The present study did not clarify the specific functions of ZO-3 at either the whole-body level or the cellular level. Further generation of mutant mice lacking the TJ MAGUKs ZO-1, -2, and -3, both singly and in combination, will lead to a better understanding of the physiological relevance of the occurrence of these three closely related proteins at TJs.
We thank all members of our laboratory for helpful discussions. We also thank Takeshi Matsui for helpful suggestions.
This study was supported in part by a Grant-in-Aid for Cancer Research and a Grant-in-Aid for Scientific Research from the Ministry of Education, Science, and Culture of Japan (to S.T.).
Published ahead of print on 25 September 2006.
‡Supplemental material for this article may be found at http://mcb.asm.org/.

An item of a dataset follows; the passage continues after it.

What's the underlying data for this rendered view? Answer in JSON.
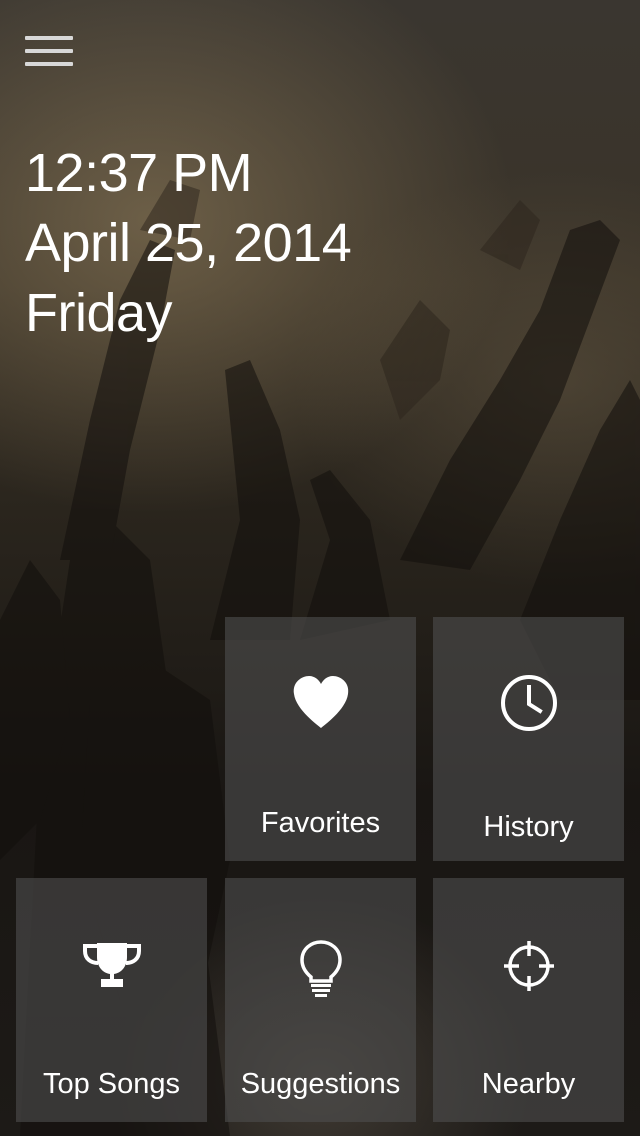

§Dedicated to the memory of coauthor Shoichiro Tsukita, now deceased.